By CGSC Public AffairsJune 12, 2009
Fort Leavenworth, Kan. - Five U.S. Army warrant officers joined more than 930 Army, sister service, international and interagency students in graduating from the U.S. Army Command and General Staff College's Intermediate Level Education course at a ceremony held here June 12.
Chief Warrant Officer 5 Timothy Feathers, Chief Warrant Officers 4 Percy Alexander, Nathaniel Jones and Richard Myers, and Chief Warrant Officer 3 Robert W. Russell attended the Army's 10-month ILE course, historically designed for field grade officers. The CGSC ILE course is designed to educate and train field grade officers to be adaptive leaders, capable of critical thinking, and prepared to operate in full-spectrum Army, joint, interagency, intergovernmental, and multinational environments.
This year, for the first time, warrant officers have been represented both in the class and on the faculty at CGSC. Chief Warrant Officers 4 Ronnie Patrick, Darren Lester, Brian Edwards and Anthony Williams are currently assigned to the College's Department of Logistics and Resource Operations.
"This is a very proud moment for the College," said Lt. Gen. William B. Caldwell, IV, CGSC Commandant. "Warrant officers are a valued part of the total Army team and these outstanding Soldiers provided another rich perspective of learning. Just as we have embraced our international and interagency partners in the course, today we recognize the importance of our senior technical officers, who are leaders in their career fields."
This year's ILE class also marked several notable "firsts" in addition to warrant officer participation in the course: the first officer from Montenegro attended the course, the first interagency representative took home the "Outstanding Interagency Student" award, and the first six students graduated from a new University of Kansas/CGSC master's program in supply chain management.
Myers said he gained valuable insight from this unique opportunity. "I believe the value of our attendance is in warrant officers, present and future, gaining a comprehensive understanding of full spectrum joint, multinational, and interagency operations from the strategic, operational, and tactical perspective," he said. "Ultimately, this understanding enables us to adapt our programs and apply our technical expertise in a way that truly supports the commander's intent while also preparing us as leaders to deal with the complexities associated with Army operations."
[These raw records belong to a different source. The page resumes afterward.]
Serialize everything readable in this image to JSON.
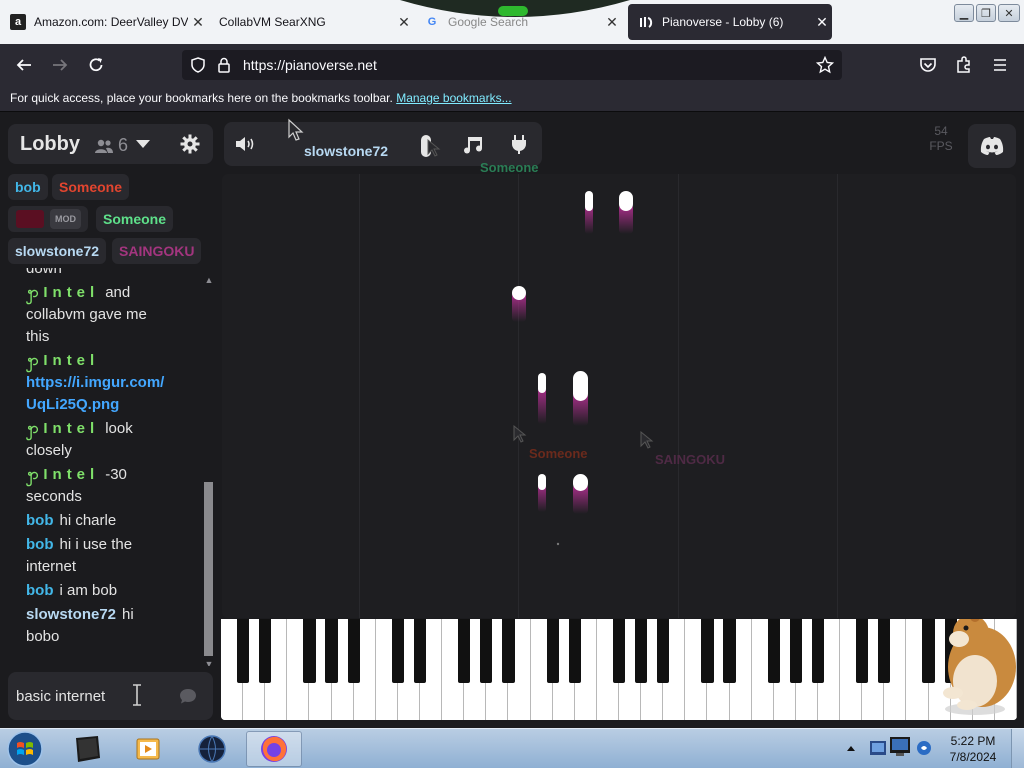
{
  "browser": {
    "tabs": [
      {
        "label": "Amazon.com: DeerValley DV",
        "favicon": "amazon-icon",
        "active": false
      },
      {
        "label": "CollabVM SearXNG",
        "favicon": "none",
        "active": false
      },
      {
        "label": "Google Search",
        "favicon": "google-icon",
        "active": false
      },
      {
        "label": "Pianoverse - Lobby (6)",
        "favicon": "pianoverse-icon",
        "active": true
      }
    ],
    "url": "https://pianoverse.net",
    "bookmarks_message": "For quick access, place your bookmarks here on the bookmarks toolbar.",
    "bookmarks_link": "Manage bookmarks..."
  },
  "lobby": {
    "name": "Lobby",
    "user_count": "6"
  },
  "users": [
    {
      "name": "bob",
      "color": "#42b7e8"
    },
    {
      "name": "Someone",
      "color": "#e2452f"
    },
    {
      "name": "",
      "color": "#7a1030",
      "badge": "MOD"
    },
    {
      "name": "Someone",
      "color": "#5ee08a"
    },
    {
      "name": "slowstone72",
      "color": "#b8d9f2"
    },
    {
      "name": "SAINGOKU",
      "color": "#a3357f"
    }
  ],
  "chat": {
    "partial_text": "down",
    "messages": [
      {
        "name": "Intel",
        "name_color": "#7fe06a",
        "text": "and collabvm gave me this"
      },
      {
        "name": "Intel",
        "name_color": "#7fe06a",
        "text": "",
        "link": "https://i.imgur.com/UqLi25Q.png"
      },
      {
        "name": "Intel",
        "name_color": "#7fe06a",
        "text": "look closely"
      },
      {
        "name": "Intel",
        "name_color": "#7fe06a",
        "text": "-30 seconds"
      },
      {
        "name": "bob",
        "name_color": "#42b7e8",
        "text": "hi charle"
      },
      {
        "name": "bob",
        "name_color": "#42b7e8",
        "text": "hi i use the internet"
      },
      {
        "name": "bob",
        "name_color": "#42b7e8",
        "text": "i am bob"
      },
      {
        "name": "slowstone72",
        "name_color": "#b8d9f2",
        "text": "hi bobo"
      }
    ],
    "input_value": "basic internet"
  },
  "toolbar": {
    "current_user": "slowstone72"
  },
  "fps": {
    "value": "54",
    "label": "FPS"
  },
  "cursors": [
    {
      "name": "Someone",
      "color": "#2a7d55"
    },
    {
      "name": "Someone",
      "color": "#6b2a1c"
    },
    {
      "name": "SAINGOKU",
      "color": "#4f2a45"
    }
  ],
  "taskbar": {
    "time": "5:22 PM",
    "date": "7/8/2024"
  },
  "colors": {
    "note_glow": "#c0319b",
    "page_bg": "#1b1b1e",
    "panel_bg": "#29292e"
  }
}
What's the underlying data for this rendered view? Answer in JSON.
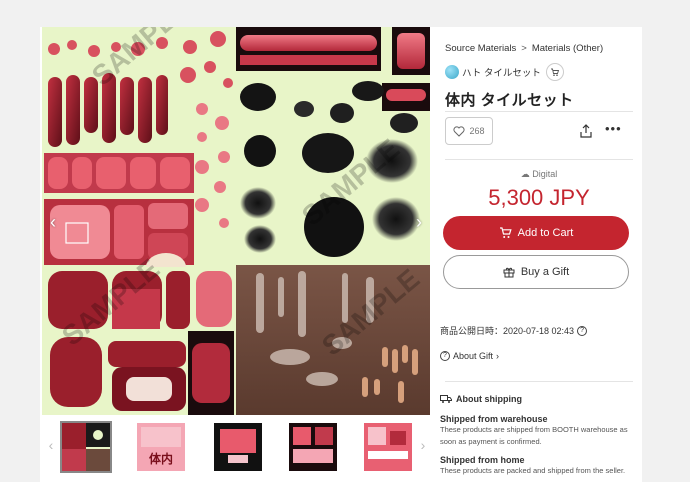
{
  "gallery": {
    "prev_arrow": "‹",
    "next_arrow": "›",
    "thumb_prev": "‹",
    "thumb_next": "›",
    "watermark": "SAMPLE",
    "thumbnails": [
      {
        "caption": ""
      },
      {
        "caption": "体内"
      },
      {
        "caption": ""
      },
      {
        "caption": ""
      },
      {
        "caption": ""
      }
    ]
  },
  "breadcrumb": {
    "items": [
      "Source Materials",
      "Materials (Other)"
    ],
    "separator": ">"
  },
  "shop": {
    "name": "ハト タイルセット"
  },
  "product": {
    "title": "体内 タイルセット",
    "likes": "268",
    "type": "Digital",
    "price": "5,300 JPY"
  },
  "actions": {
    "add_to_cart": "Add to Cart",
    "buy_gift": "Buy a Gift"
  },
  "meta": {
    "published": "商品公開日時：2020-07-18 02:43",
    "about_gift": "About Gift"
  },
  "shipping": {
    "heading": "About shipping",
    "warehouse_title": "Shipped from warehouse",
    "warehouse_desc": "These products are shipped from BOOTH warehouse as soon as payment is confirmed.",
    "home_title": "Shipped from home",
    "home_desc": "These products are packed and shipped from the seller."
  },
  "colors": {
    "accent": "#c4252f",
    "tile_background": "#e8f5c8",
    "flesh_dark": "#8b1a24",
    "flesh_light": "#e8606e",
    "brown": "#6b4a3c"
  }
}
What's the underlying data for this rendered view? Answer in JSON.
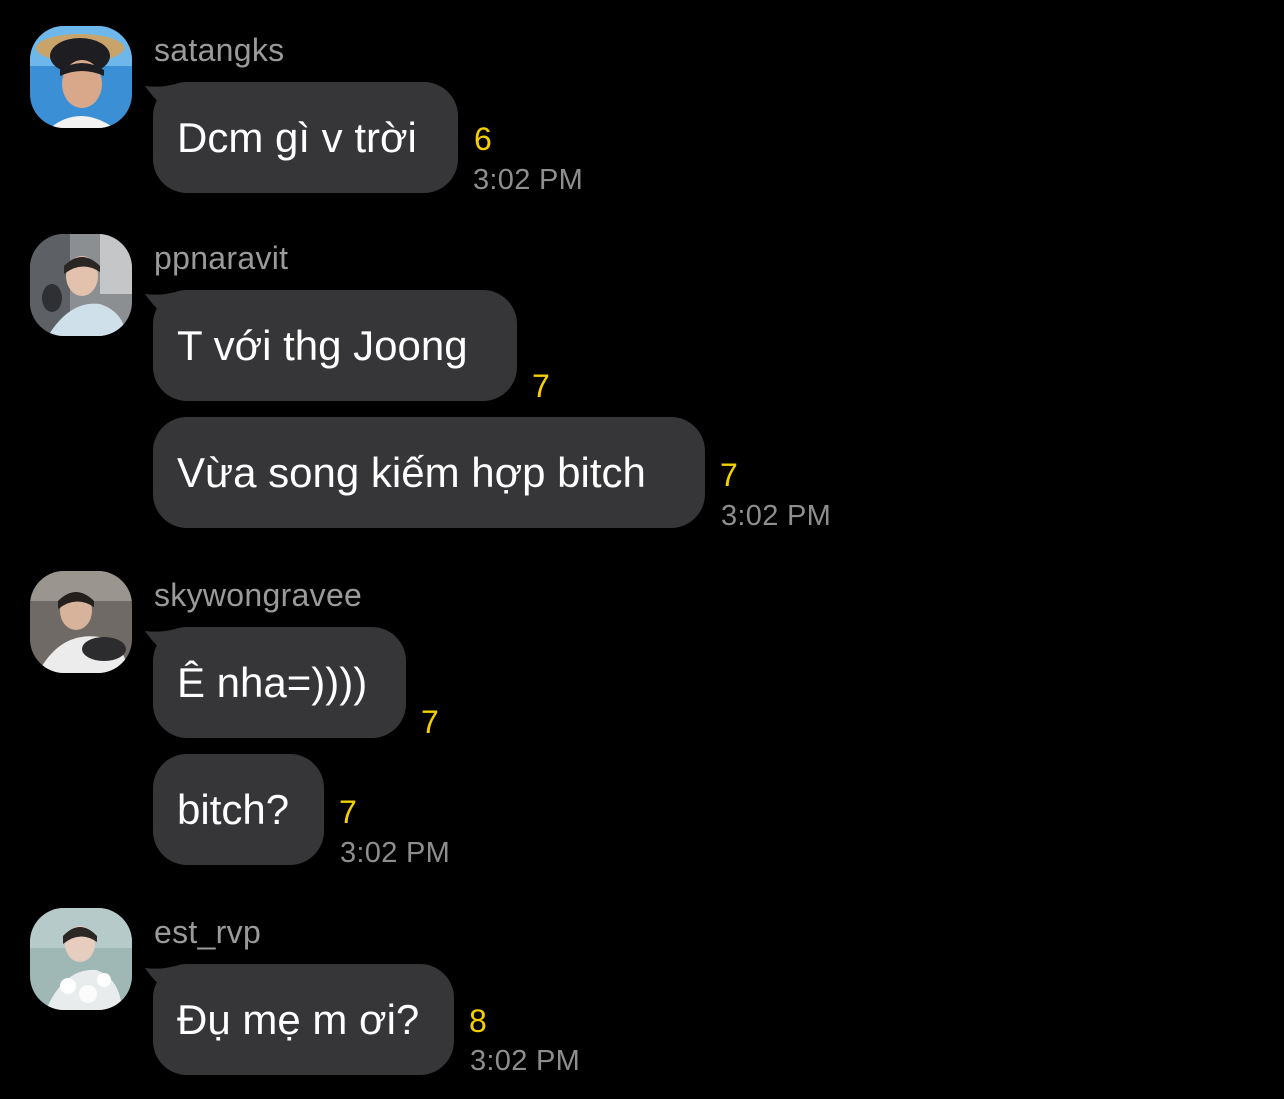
{
  "colors": {
    "background": "#000000",
    "bubble": "#363638",
    "username": "#9a9a9a",
    "read_count": "#f5d000",
    "timestamp": "#8e8e8e"
  },
  "groups": [
    {
      "username": "satangks",
      "avatar": "avatar-photo",
      "messages": [
        {
          "text": "Dcm gì v trời",
          "count": "6"
        }
      ],
      "time": "3:02 PM"
    },
    {
      "username": "ppnaravit",
      "avatar": "avatar-photo",
      "messages": [
        {
          "text": "T với thg Joong",
          "count": "7"
        },
        {
          "text": "Vừa song kiếm hợp bitch",
          "count": "7"
        }
      ],
      "time": "3:02 PM"
    },
    {
      "username": "skywongravee",
      "avatar": "avatar-photo",
      "messages": [
        {
          "text": "Ê nha=))))",
          "count": "7"
        },
        {
          "text": "bitch?",
          "count": "7"
        }
      ],
      "time": "3:02 PM"
    },
    {
      "username": "est_rvp",
      "avatar": "avatar-photo",
      "messages": [
        {
          "text": "Đụ mẹ m ơi?",
          "count": "8"
        }
      ],
      "time": "3:02 PM"
    }
  ]
}
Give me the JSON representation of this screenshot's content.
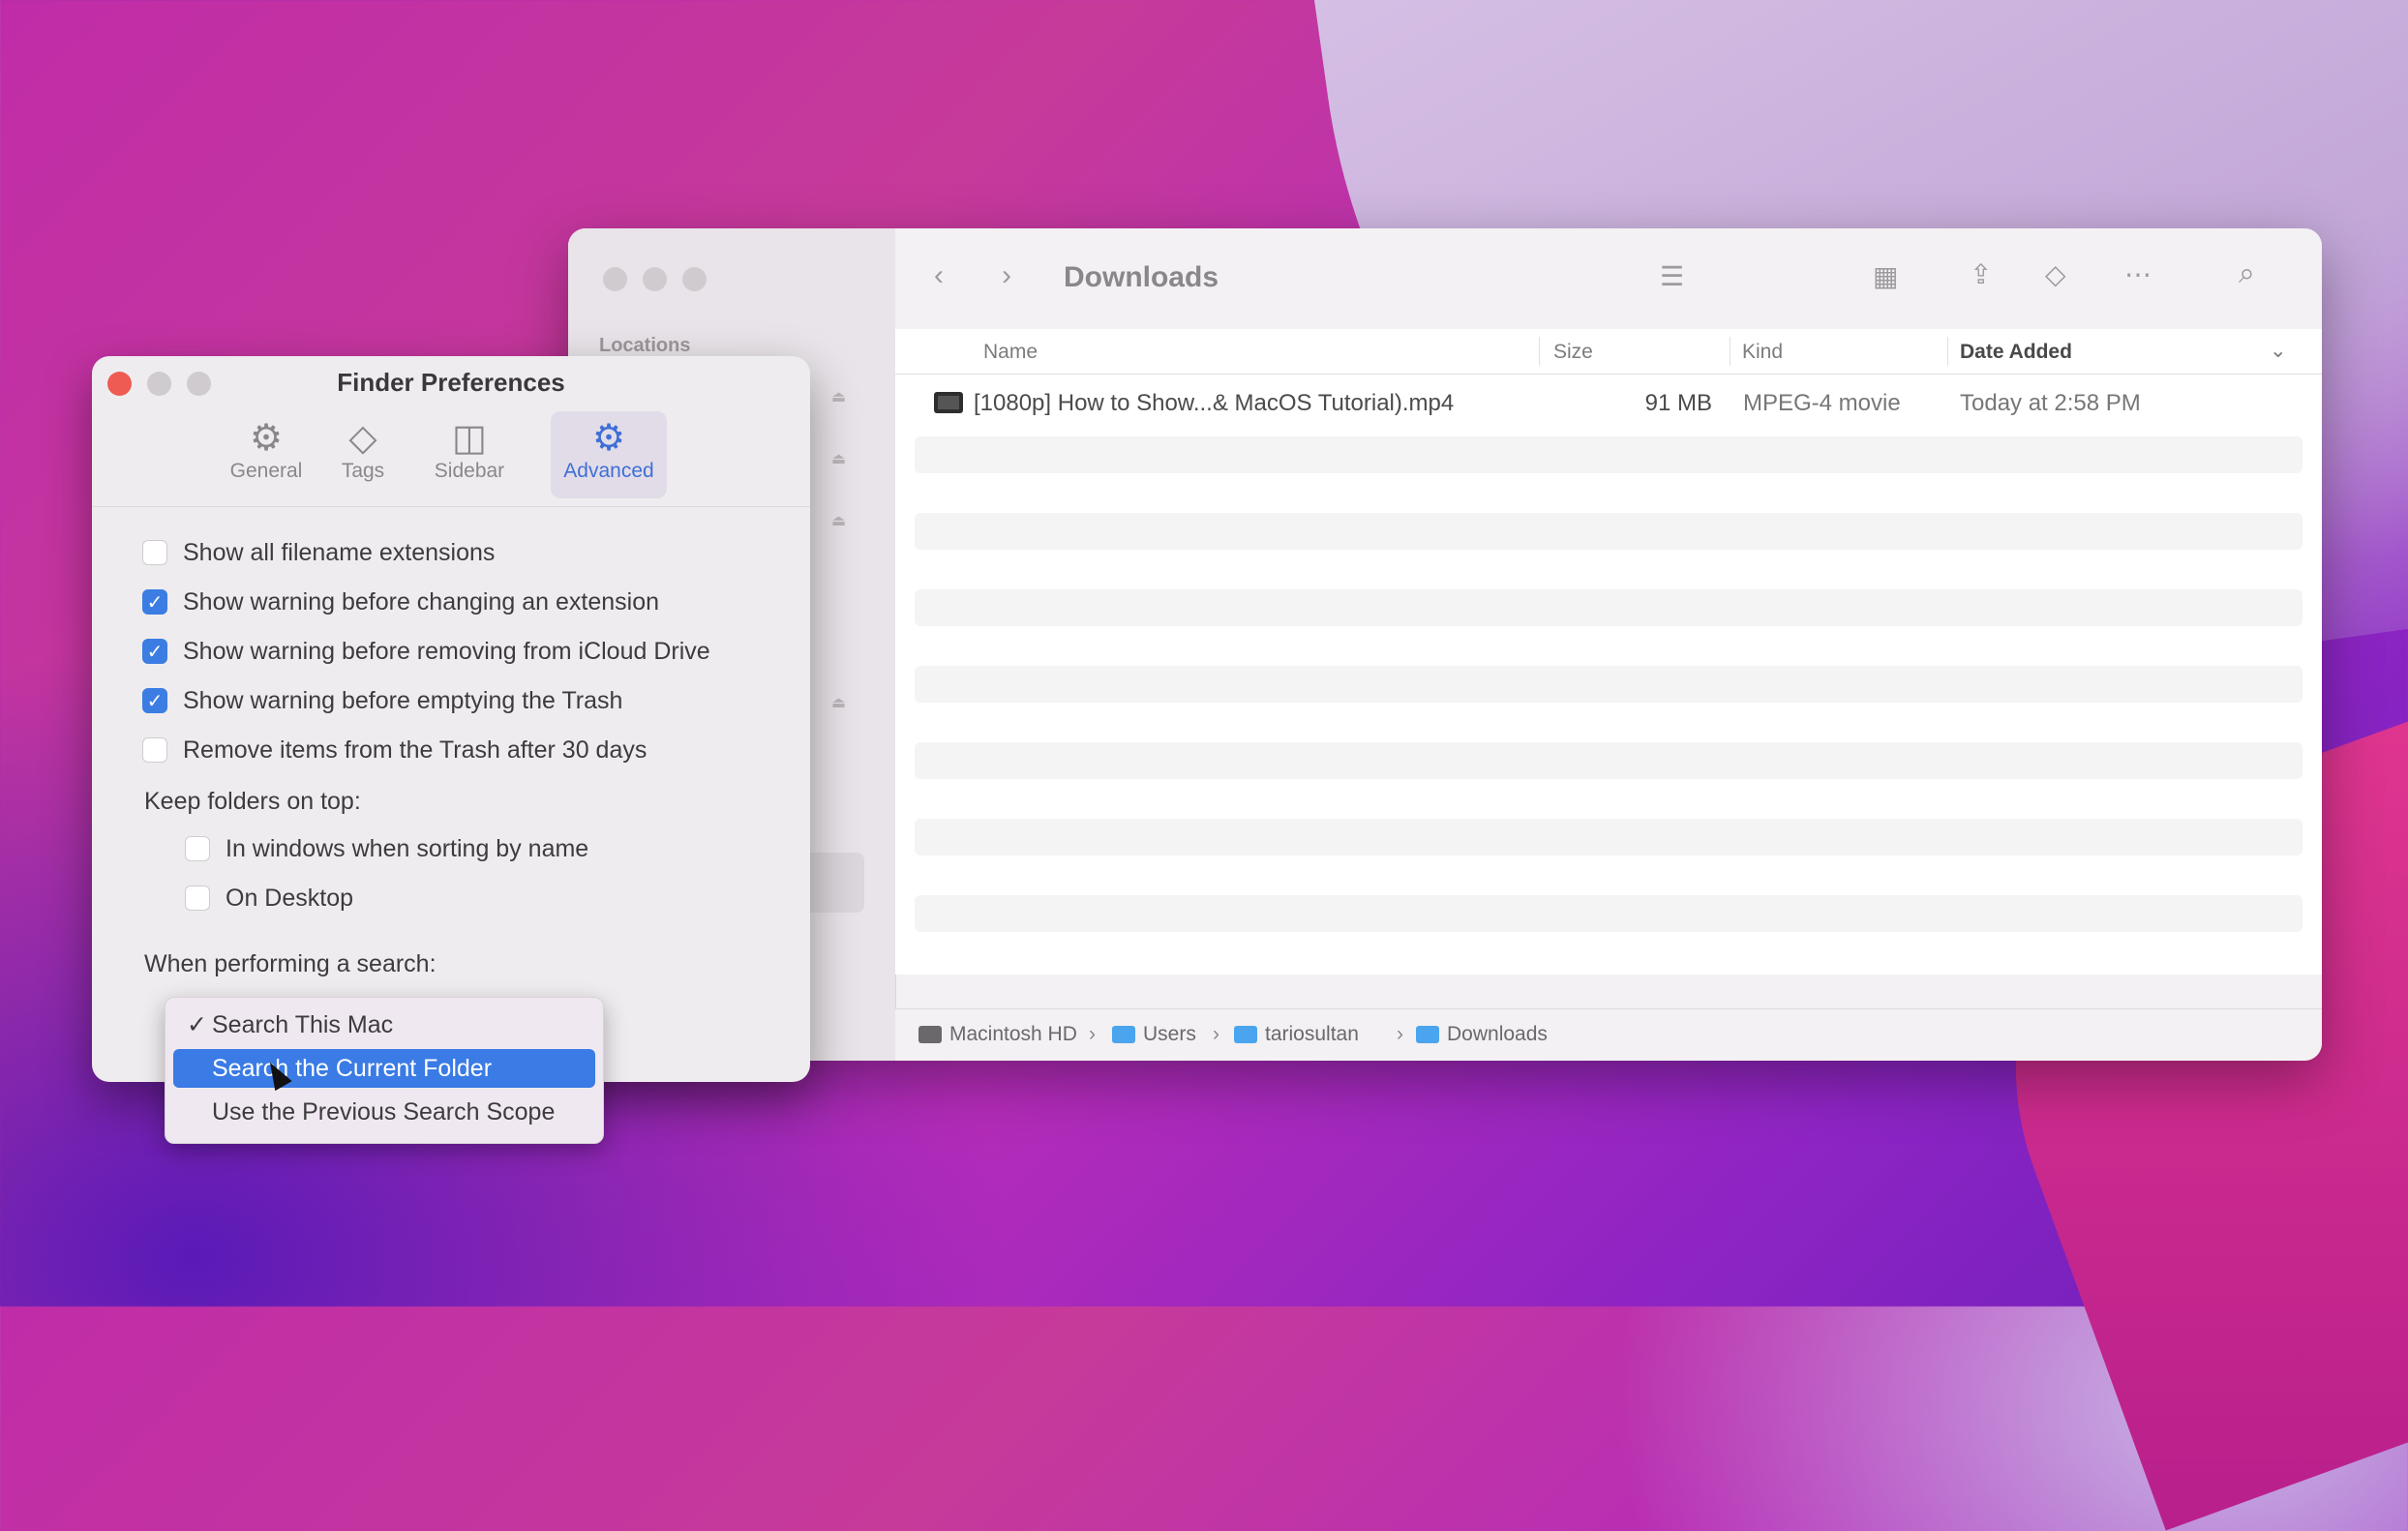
{
  "finder": {
    "title": "Downloads",
    "sidebar_heading": "Locations",
    "columns": {
      "name": "Name",
      "size": "Size",
      "kind": "Kind",
      "date": "Date Added"
    },
    "files": [
      {
        "name": "[1080p] How to Show...& MacOS Tutorial).mp4",
        "size": "91 MB",
        "kind": "MPEG-4 movie",
        "date": "Today at 2:58 PM"
      }
    ],
    "path": [
      "Macintosh HD",
      "Users",
      "tariosultan",
      "Downloads"
    ],
    "path_separator": "›"
  },
  "prefs": {
    "title": "Finder Preferences",
    "tabs": [
      "General",
      "Tags",
      "Sidebar",
      "Advanced"
    ],
    "active_tab": "Advanced",
    "options": [
      {
        "label": "Show all filename extensions",
        "checked": false
      },
      {
        "label": "Show warning before changing an extension",
        "checked": true
      },
      {
        "label": "Show warning before removing from iCloud Drive",
        "checked": true
      },
      {
        "label": "Show warning before emptying the Trash",
        "checked": true
      },
      {
        "label": "Remove items from the Trash after 30 days",
        "checked": false
      }
    ],
    "keep_folders_label": "Keep folders on top:",
    "keep_folders": [
      {
        "label": "In windows when sorting by name",
        "checked": false
      },
      {
        "label": "On Desktop",
        "checked": false
      }
    ],
    "search_label": "When performing a search:"
  },
  "menu": {
    "checkmark": "✓",
    "items": [
      "Search This Mac",
      "Search the Current Folder",
      "Use the Previous Search Scope"
    ],
    "checked_index": 0,
    "highlighted_index": 1
  },
  "colors": {
    "accent": "#3b7de2",
    "close": "#ee5b52"
  }
}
Warrant officers interested in attending the Command and General Staff College ILE course should contact their assignment manager at Human Resources Command for details.